Task directions >> Please return the records below exactly as they appear, leaving every picture out.

Data about app and page elements

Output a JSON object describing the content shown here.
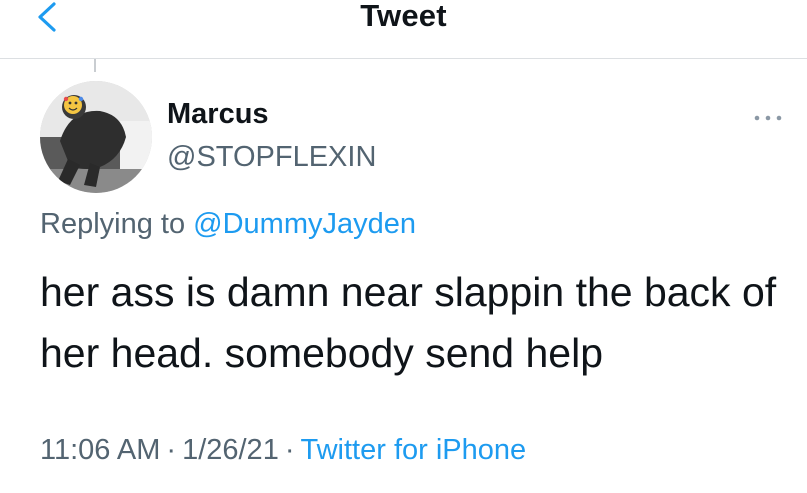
{
  "header": {
    "title": "Tweet",
    "back_icon": "chevron-left-icon"
  },
  "tweet": {
    "author": {
      "display_name": "Marcus",
      "handle": "@STOPFLEXIN"
    },
    "more_icon": "more-horizontal-icon",
    "reply_prefix": "Replying to",
    "reply_to": "@DummyJayden",
    "text": "her ass is damn near slappin the back of her head. somebody send help",
    "time": "11:06 AM",
    "date": "1/26/21",
    "separator": "·",
    "source": "Twitter for iPhone"
  },
  "colors": {
    "accent": "#1d9bf0",
    "text_primary": "#0f1419",
    "text_secondary": "#536471",
    "divider": "#dcdfe2"
  }
}
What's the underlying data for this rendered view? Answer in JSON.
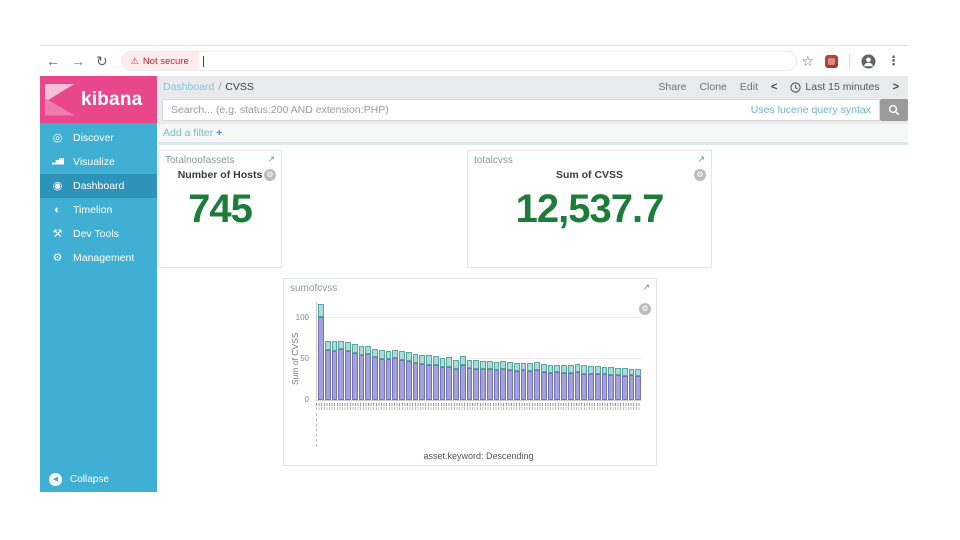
{
  "browser": {
    "security_label": "Not secure",
    "icons": {
      "back": "←",
      "forward": "→",
      "reload": "↻",
      "bookmark": "☆",
      "menu": "⋮",
      "warning": "⚠"
    }
  },
  "sidebar": {
    "logo_text": "kibana",
    "items": [
      {
        "label": "Discover",
        "icon": "◎"
      },
      {
        "label": "Visualize",
        "icon": "▂▅▇"
      },
      {
        "label": "Dashboard",
        "icon": "◉"
      },
      {
        "label": "Timelion",
        "icon": "◐"
      },
      {
        "label": "Dev Tools",
        "icon": "⚒"
      },
      {
        "label": "Management",
        "icon": "⚙"
      }
    ],
    "collapse_label": "Collapse",
    "collapse_icon": "◀"
  },
  "topnav": {
    "breadcrumb": {
      "root": "Dashboard",
      "separator": "/",
      "current": "CVSS"
    },
    "actions": {
      "share": "Share",
      "clone": "Clone",
      "edit": "Edit"
    },
    "time_picker": {
      "label": "Last 15 minutes",
      "prev": "<",
      "next": ">"
    }
  },
  "query_bar": {
    "placeholder": "Search... (e.g. status:200 AND extension:PHP)",
    "syntax_hint": "Uses lucene query syntax"
  },
  "filter_bar": {
    "add_filter_label": "Add a filter",
    "plus": "+"
  },
  "panels": {
    "metric1": {
      "title": "Totalnoofassets",
      "label": "Number of Hosts",
      "value": "745",
      "expand_icon": "↗",
      "gear_icon": "⚙"
    },
    "metric2": {
      "title": "totalcvss",
      "label": "Sum of CVSS",
      "value": "12,537.7",
      "expand_icon": "↗",
      "gear_icon": "⚙"
    },
    "chart": {
      "title": "sumofcvss",
      "expand_icon": "↗",
      "gear_icon": "⚙"
    }
  },
  "chart_data": {
    "type": "bar",
    "stacked": true,
    "title": "sumofcvss",
    "xlabel": "asset.keyword: Descending",
    "ylabel": "Sum of CVSS",
    "ylim": [
      0,
      120
    ],
    "yticks": [
      0,
      50,
      100
    ],
    "grid": true,
    "legend": false,
    "xtick_labels_illegible": true,
    "series": [
      {
        "name": "bottom-segment",
        "color": "#a2a2dc",
        "border": "#7272bd",
        "values": [
          101,
          61,
          60,
          62,
          60,
          57,
          55,
          56,
          52,
          50,
          50,
          51,
          48,
          47,
          45,
          44,
          42,
          43,
          40,
          40,
          38,
          42,
          39,
          38,
          37,
          37,
          36,
          38,
          36,
          35,
          36,
          35,
          36,
          34,
          33,
          34,
          33,
          33,
          34,
          32,
          31,
          32,
          31,
          30,
          30,
          29,
          30,
          29
        ]
      },
      {
        "name": "top-segment",
        "color": "#abdcd8",
        "border": "#58a8a2",
        "values": [
          16,
          11,
          11,
          9,
          10,
          11,
          11,
          9,
          10,
          11,
          10,
          10,
          12,
          11,
          11,
          10,
          12,
          10,
          11,
          12,
          11,
          11,
          10,
          11,
          10,
          10,
          10,
          9,
          10,
          10,
          9,
          10,
          10,
          10,
          10,
          9,
          10,
          9,
          10,
          10,
          10,
          9,
          9,
          10,
          9,
          10,
          8,
          9
        ]
      }
    ]
  },
  "colors": {
    "accent_pink": "#e8478b",
    "sidebar_blue": "#3fb0d4",
    "sidebar_active": "#2e93b9",
    "metric_green": "#1c7c39",
    "link_teal": "#7cbccb",
    "breadcrumb_link": "#82c8dc",
    "bar_purple": "#a2a2dc",
    "bar_teal": "#abdcd8",
    "not_secure_red": "#c5221f"
  }
}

Response for this exercise >>
Output a JSON object describing the content shown here.
{
  "header": {
    "title": "Tweet",
    "back_icon": "chevron-left-icon"
  },
  "tweet": {
    "author": {
      "display_name": "Marcus",
      "handle": "@STOPFLEXIN"
    },
    "more_icon": "more-horizontal-icon",
    "reply_prefix": "Replying to",
    "reply_to": "@DummyJayden",
    "text": "her ass is damn near slappin the back of her head. somebody send help",
    "time": "11:06 AM",
    "date": "1/26/21",
    "separator": "·",
    "source": "Twitter for iPhone"
  },
  "colors": {
    "accent": "#1d9bf0",
    "text_primary": "#0f1419",
    "text_secondary": "#536471",
    "divider": "#dcdfe2"
  }
}
What's the underlying data for this rendered view? Answer in JSON.
{
  "browser": {
    "security_label": "Not secure",
    "icons": {
      "back": "←",
      "forward": "→",
      "reload": "↻",
      "bookmark": "☆",
      "menu": "⋮",
      "warning": "⚠"
    }
  },
  "sidebar": {
    "logo_text": "kibana",
    "items": [
      {
        "label": "Discover",
        "icon": "◎"
      },
      {
        "label": "Visualize",
        "icon": "▂▅▇"
      },
      {
        "label": "Dashboard",
        "icon": "◉"
      },
      {
        "label": "Timelion",
        "icon": "◐"
      },
      {
        "label": "Dev Tools",
        "icon": "⚒"
      },
      {
        "label": "Management",
        "icon": "⚙"
      }
    ],
    "collapse_label": "Collapse",
    "collapse_icon": "◀"
  },
  "topnav": {
    "breadcrumb": {
      "root": "Dashboard",
      "separator": "/",
      "current": "CVSS"
    },
    "actions": {
      "share": "Share",
      "clone": "Clone",
      "edit": "Edit"
    },
    "time_picker": {
      "label": "Last 15 minutes",
      "prev": "<",
      "next": ">"
    }
  },
  "query_bar": {
    "placeholder": "Search... (e.g. status:200 AND extension:PHP)",
    "syntax_hint": "Uses lucene query syntax"
  },
  "filter_bar": {
    "add_filter_label": "Add a filter",
    "plus": "+"
  },
  "panels": {
    "metric1": {
      "title": "Totalnoofassets",
      "label": "Number of Hosts",
      "value": "745",
      "expand_icon": "↗",
      "gear_icon": "⚙"
    },
    "metric2": {
      "title": "totalcvss",
      "label": "Sum of CVSS",
      "value": "12,537.7",
      "expand_icon": "↗",
      "gear_icon": "⚙"
    },
    "chart": {
      "title": "sumofcvss",
      "expand_icon": "↗",
      "gear_icon": "⚙"
    }
  },
  "chart_data": {
    "type": "bar",
    "stacked": true,
    "title": "sumofcvss",
    "xlabel": "asset.keyword: Descending",
    "ylabel": "Sum of CVSS",
    "ylim": [
      0,
      120
    ],
    "yticks": [
      0,
      50,
      100
    ],
    "grid": true,
    "legend": false,
    "xtick_labels_illegible": true,
    "series": [
      {
        "name": "bottom-segment",
        "color": "#a2a2dc",
        "border": "#7272bd",
        "values": [
          101,
          61,
          60,
          62,
          60,
          57,
          55,
          56,
          52,
          50,
          50,
          51,
          48,
          47,
          45,
          44,
          42,
          43,
          40,
          40,
          38,
          42,
          39,
          38,
          37,
          37,
          36,
          38,
          36,
          35,
          36,
          35,
          36,
          34,
          33,
          34,
          33,
          33,
          34,
          32,
          31,
          32,
          31,
          30,
          30,
          29,
          30,
          29
        ]
      },
      {
        "name": "top-segment",
        "color": "#abdcd8",
        "border": "#58a8a2",
        "values": [
          16,
          11,
          11,
          9,
          10,
          11,
          11,
          9,
          10,
          11,
          10,
          10,
          12,
          11,
          11,
          10,
          12,
          10,
          11,
          12,
          11,
          11,
          10,
          11,
          10,
          10,
          10,
          9,
          10,
          10,
          9,
          10,
          10,
          10,
          10,
          9,
          10,
          9,
          10,
          10,
          10,
          9,
          9,
          10,
          9,
          10,
          8,
          9
        ]
      }
    ]
  },
  "colors": {
    "accent_pink": "#e8478b",
    "sidebar_blue": "#3fb0d4",
    "sidebar_active": "#2e93b9",
    "metric_green": "#1c7c39",
    "link_teal": "#7cbccb",
    "breadcrumb_link": "#82c8dc",
    "bar_purple": "#a2a2dc",
    "bar_teal": "#abdcd8",
    "not_secure_red": "#c5221f"
  }
}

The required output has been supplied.